Ticket details for the dinner can be found at http://www.bobchampion.org.uk/

As 2014 approaches, we are starting to think about plans for the IJF’s 50th anniversary and ways in which to commemorate and celebrate this. 
It’s an exciting time for the charity which hopes to have planning permission for Jack Berry House approved in the next few days.  This will open in Malton, North Yorks in 2014 and serve as the North’s equivalent to Oaksey House in Lambourn as a centre of respite and rehab for injured jockeys and sports people.  The rest of this year will see a concerted fundraising drive to work towards the £3.5 million needed to build Jack Berry House.

The architect's design for Jack Berry House
At Oaksey too, things don’t stand still and a recent innovation is the AlterG anti-gravity treadmill (which is like running on air) that aids rehab for injured sports people meaning they can return to fitness quicker.  The AlterG is used in the wider sporting world by the likes of Paula Radcliffe and Rafael Nadal (sadly no sign of him in Lambourn yet!) and is already making a real difference to jockeys recovering and training at Oaksey.

Racing is so fortunate to be able to look after its own in a way that so few other sports do.  Similarly, it boasts some of the best writers and journalists in any sport and this year I am helping the Wills Writing Awards with the publicity as they celebrate 21 years of excellence http://www.willswritingawards.co.uk/

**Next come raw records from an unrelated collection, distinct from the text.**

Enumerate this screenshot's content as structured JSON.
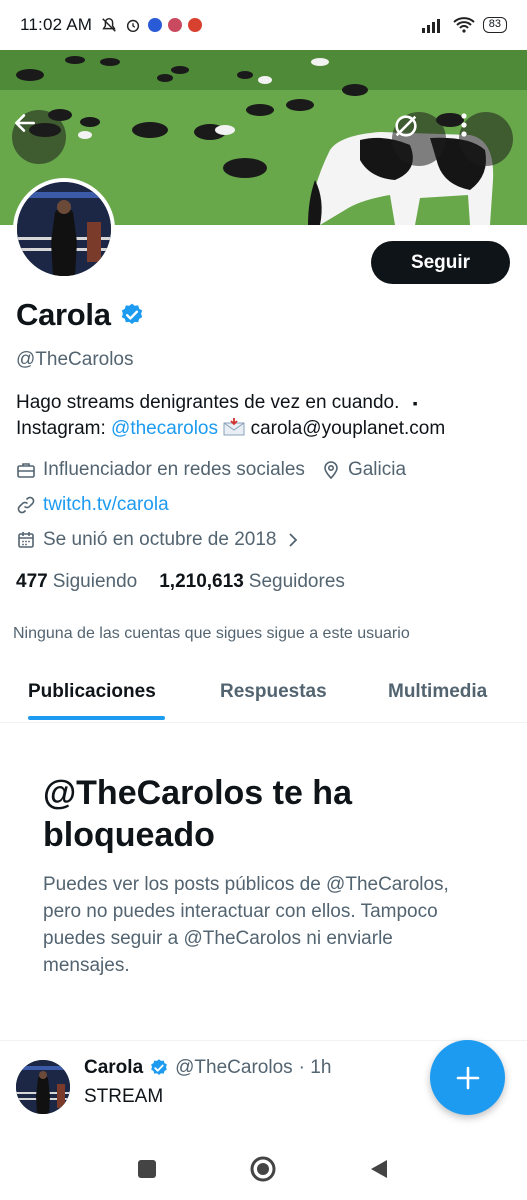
{
  "status_bar": {
    "time": "11:02 AM",
    "battery": "83",
    "icons": [
      "mute-icon",
      "alarm-icon",
      "app-icon",
      "app-icon",
      "app-icon",
      "signal-icon",
      "wifi-icon",
      "battery-icon"
    ]
  },
  "profile": {
    "name": "Carola",
    "handle": "@TheCarolos",
    "follow_label": "Seguir",
    "bio_line1": "Hago streams denigrantes de vez en cuando.",
    "bio_line1_suffix": "▪",
    "bio_instagram_label": "Instagram:",
    "bio_instagram_link": "@thecarolos",
    "bio_email": "carola@youplanet.com",
    "category": "Influenciador en redes sociales",
    "location": "Galicia",
    "website": "twitch.tv/carola",
    "joined": "Se unió en octubre de 2018",
    "following_count": "477",
    "following_label": "Siguiendo",
    "followers_count": "1,210,613",
    "followers_label": "Seguidores",
    "mutuals_text": "Ninguna de las cuentas que sigues sigue a este usuario"
  },
  "tabs": [
    {
      "label": "Publicaciones",
      "active": true
    },
    {
      "label": "Respuestas",
      "active": false
    },
    {
      "label": "Multimedia",
      "active": false
    }
  ],
  "blocked": {
    "title": "@TheCarolos te ha bloqueado",
    "description": "Puedes ver los posts públicos de @TheCarolos, pero no puedes interactuar con ellos. Tampoco puedes seguir a @TheCarolos ni enviarle mensajes."
  },
  "post": {
    "name": "Carola",
    "handle": "@TheCarolos",
    "time": "· 1h",
    "text": "STREAM"
  },
  "colors": {
    "accent": "#1d9bf0",
    "text": "#0f1419",
    "secondary": "#536471"
  }
}
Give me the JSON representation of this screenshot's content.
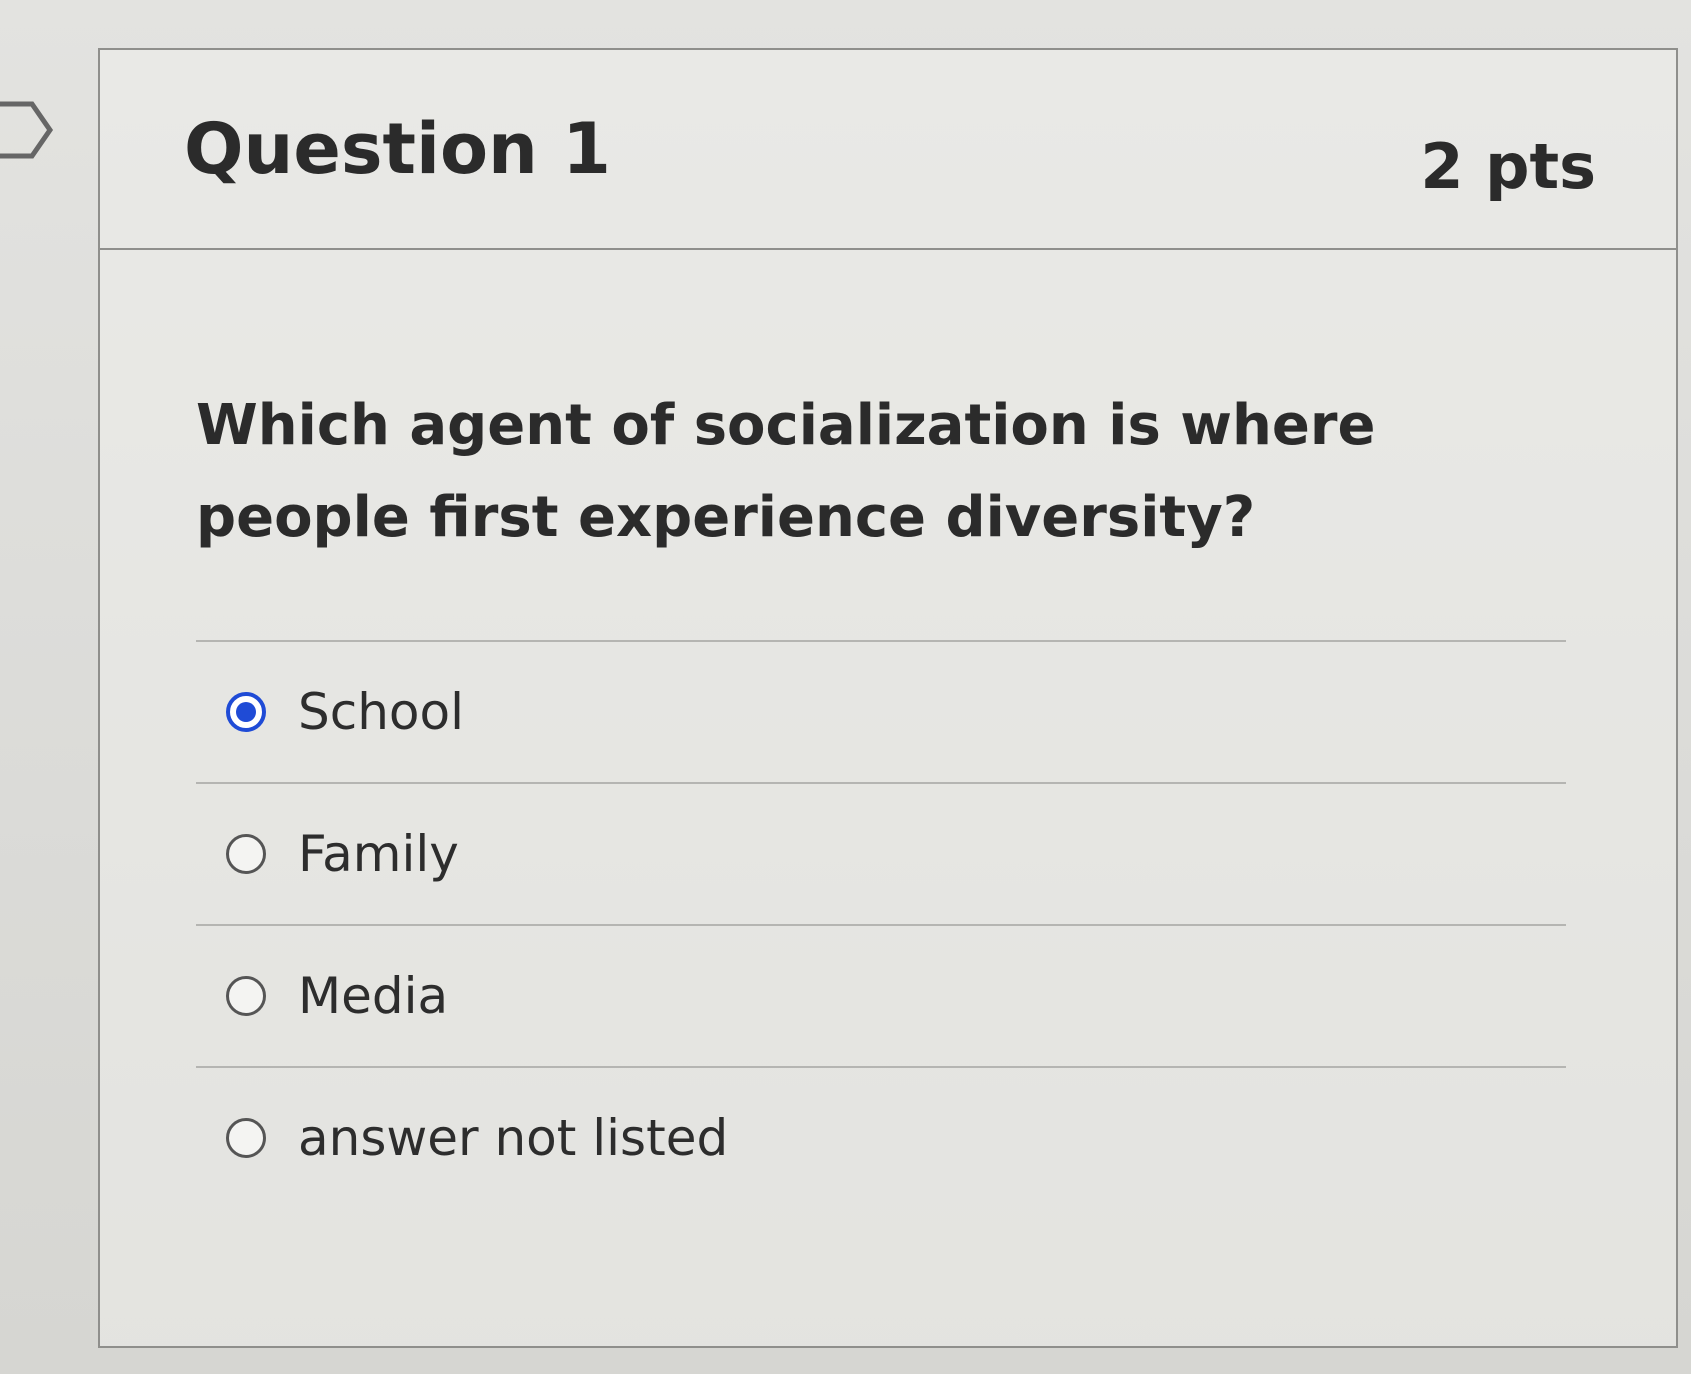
{
  "question": {
    "title": "Question 1",
    "points": "2 pts",
    "text": "Which agent of socialization is where people first experience diversity?"
  },
  "answers": [
    {
      "label": "School",
      "selected": true
    },
    {
      "label": "Family",
      "selected": false
    },
    {
      "label": "Media",
      "selected": false
    },
    {
      "label": "answer not listed",
      "selected": false
    }
  ],
  "colors": {
    "selected_radio": "#1f4bd6",
    "border": "#8f8f8c"
  }
}
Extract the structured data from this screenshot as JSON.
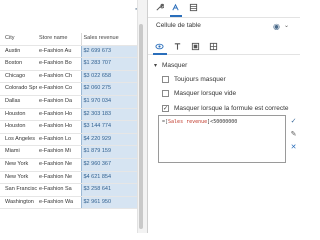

Finally, I’ve been delighted to involved with Equi Vivre racehorse retraining http://www.equivivre.co.uk who had a great piece on Channel 4 on Boxing Day 2012.  My second horse, the recently retired chestnut ‘galloping pistol’ from Barbury Castle, Kings Troop, is currently up there for a holiday and some basic retraining before he comes to me in April.  I’m hoping to hunt him (with added brakes!) when I move to Wiltshire soon.

'Troopy' enjoying his new life post racing